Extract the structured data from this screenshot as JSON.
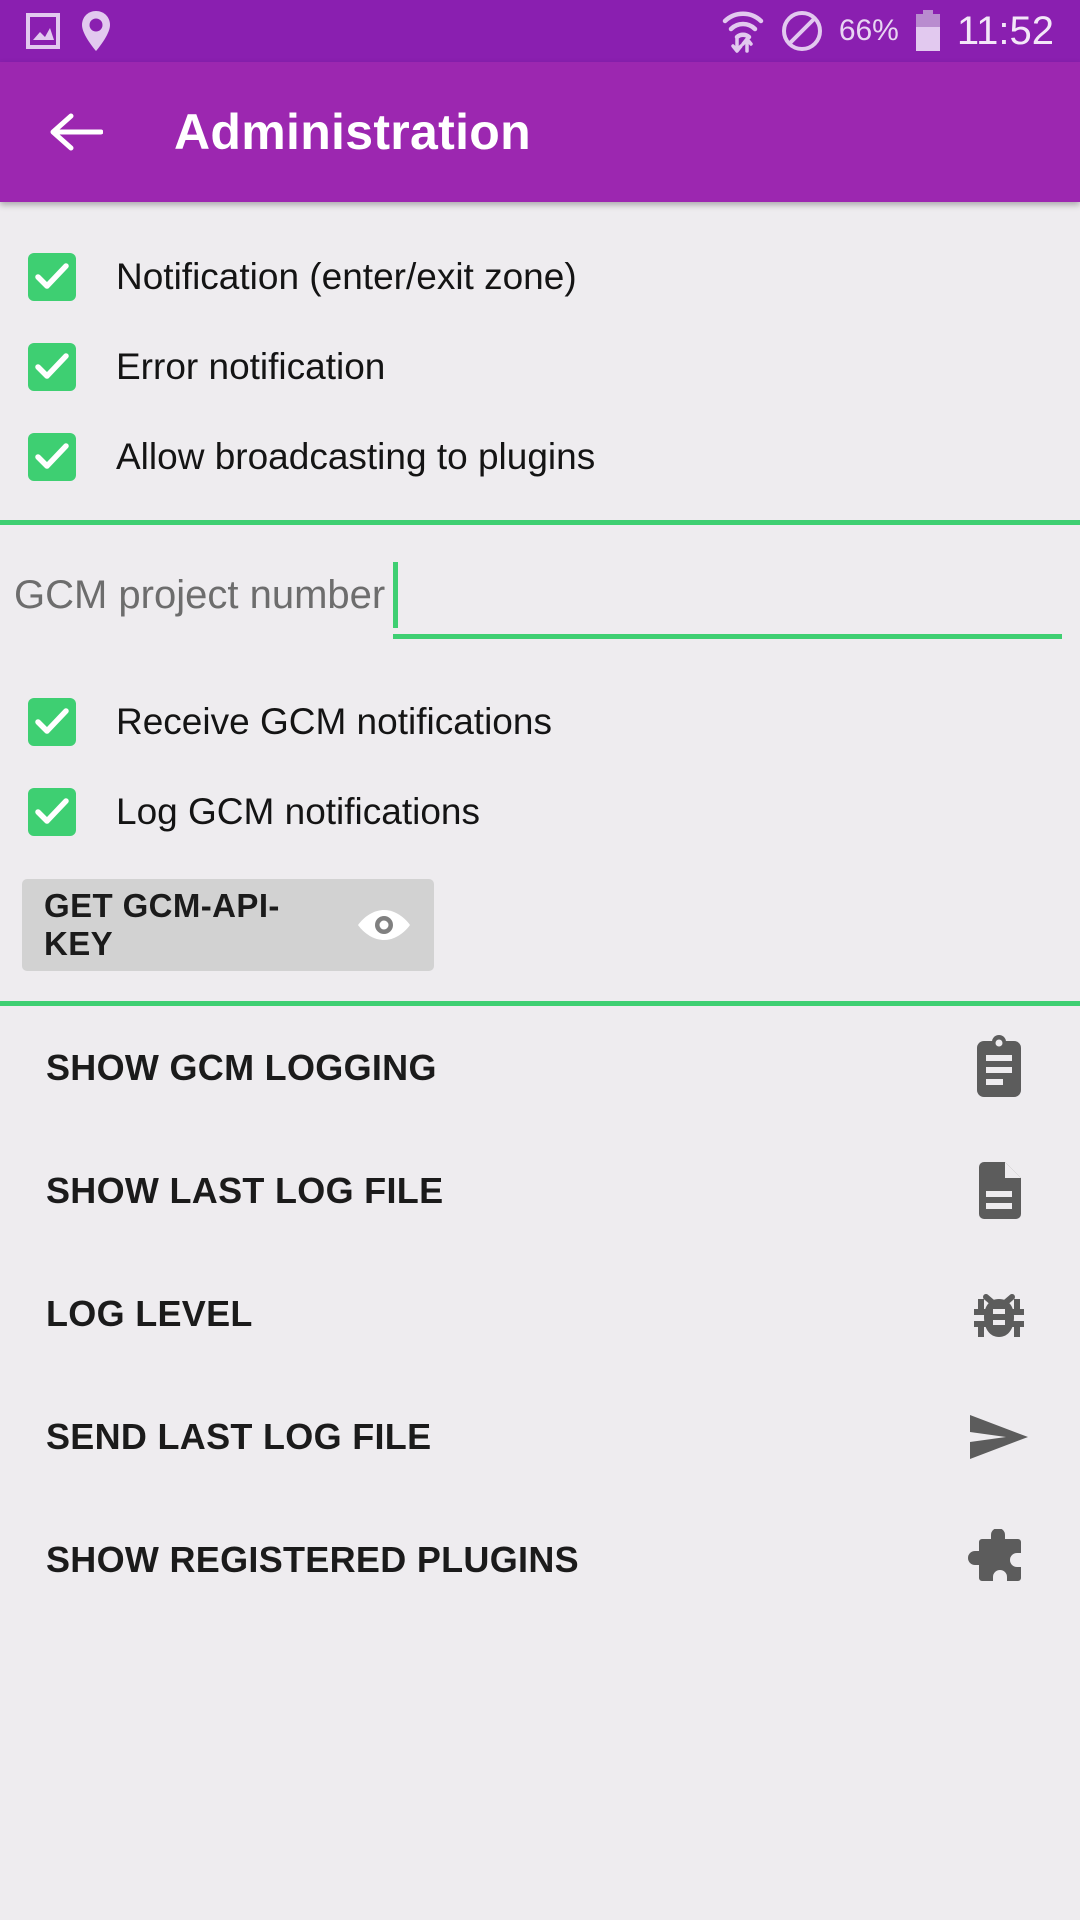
{
  "status_bar": {
    "icons_left": [
      "screenshot-icon",
      "location-pin-icon"
    ],
    "wifi_icon": "wifi-transfer-icon",
    "dnd_icon": "do-not-disturb-icon",
    "battery_percent": "66%",
    "battery_icon": "battery-icon",
    "clock": "11:52"
  },
  "app_bar": {
    "back_icon": "back-arrow-icon",
    "title": "Administration"
  },
  "colors": {
    "status_bar_bg": "#8a1fb0",
    "app_bar_bg": "#9c27b0",
    "accent_green": "#3ecf72",
    "page_bg": "#eeecef",
    "button_gray": "#d2d2d2"
  },
  "checkboxes_top": [
    {
      "label": "Notification (enter/exit zone)",
      "checked": true
    },
    {
      "label": "Error notification",
      "checked": true
    },
    {
      "label": "Allow broadcasting to plugins",
      "checked": true
    }
  ],
  "gcm_field": {
    "label": "GCM project number",
    "value": "",
    "placeholder": ""
  },
  "checkboxes_gcm": [
    {
      "label": "Receive GCM notifications",
      "checked": true
    },
    {
      "label": "Log GCM notifications",
      "checked": true
    }
  ],
  "api_key_button": {
    "label": "GET GCM-API-KEY",
    "icon": "eye-icon"
  },
  "list_items": [
    {
      "label": "SHOW GCM LOGGING",
      "icon": "clipboard-icon"
    },
    {
      "label": "SHOW LAST LOG FILE",
      "icon": "document-icon"
    },
    {
      "label": "LOG LEVEL",
      "icon": "bug-icon"
    },
    {
      "label": "SEND LAST LOG FILE",
      "icon": "send-arrow-icon"
    },
    {
      "label": "SHOW REGISTERED PLUGINS",
      "icon": "puzzle-piece-icon"
    }
  ]
}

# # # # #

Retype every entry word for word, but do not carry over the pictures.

= OUTPUT OF THE EXERCISE =
Extract the structured data from this screenshot as JSON.
{
  "status_bar": {
    "icons_left": [
      "screenshot-icon",
      "location-pin-icon"
    ],
    "wifi_icon": "wifi-transfer-icon",
    "dnd_icon": "do-not-disturb-icon",
    "battery_percent": "66%",
    "battery_icon": "battery-icon",
    "clock": "11:52"
  },
  "app_bar": {
    "back_icon": "back-arrow-icon",
    "title": "Administration"
  },
  "colors": {
    "status_bar_bg": "#8a1fb0",
    "app_bar_bg": "#9c27b0",
    "accent_green": "#3ecf72",
    "page_bg": "#eeecef",
    "button_gray": "#d2d2d2"
  },
  "checkboxes_top": [
    {
      "label": "Notification (enter/exit zone)",
      "checked": true
    },
    {
      "label": "Error notification",
      "checked": true
    },
    {
      "label": "Allow broadcasting to plugins",
      "checked": true
    }
  ],
  "gcm_field": {
    "label": "GCM project number",
    "value": "",
    "placeholder": ""
  },
  "checkboxes_gcm": [
    {
      "label": "Receive GCM notifications",
      "checked": true
    },
    {
      "label": "Log GCM notifications",
      "checked": true
    }
  ],
  "api_key_button": {
    "label": "GET GCM-API-KEY",
    "icon": "eye-icon"
  },
  "list_items": [
    {
      "label": "SHOW GCM LOGGING",
      "icon": "clipboard-icon"
    },
    {
      "label": "SHOW LAST LOG FILE",
      "icon": "document-icon"
    },
    {
      "label": "LOG LEVEL",
      "icon": "bug-icon"
    },
    {
      "label": "SEND LAST LOG FILE",
      "icon": "send-arrow-icon"
    },
    {
      "label": "SHOW REGISTERED PLUGINS",
      "icon": "puzzle-piece-icon"
    }
  ]
}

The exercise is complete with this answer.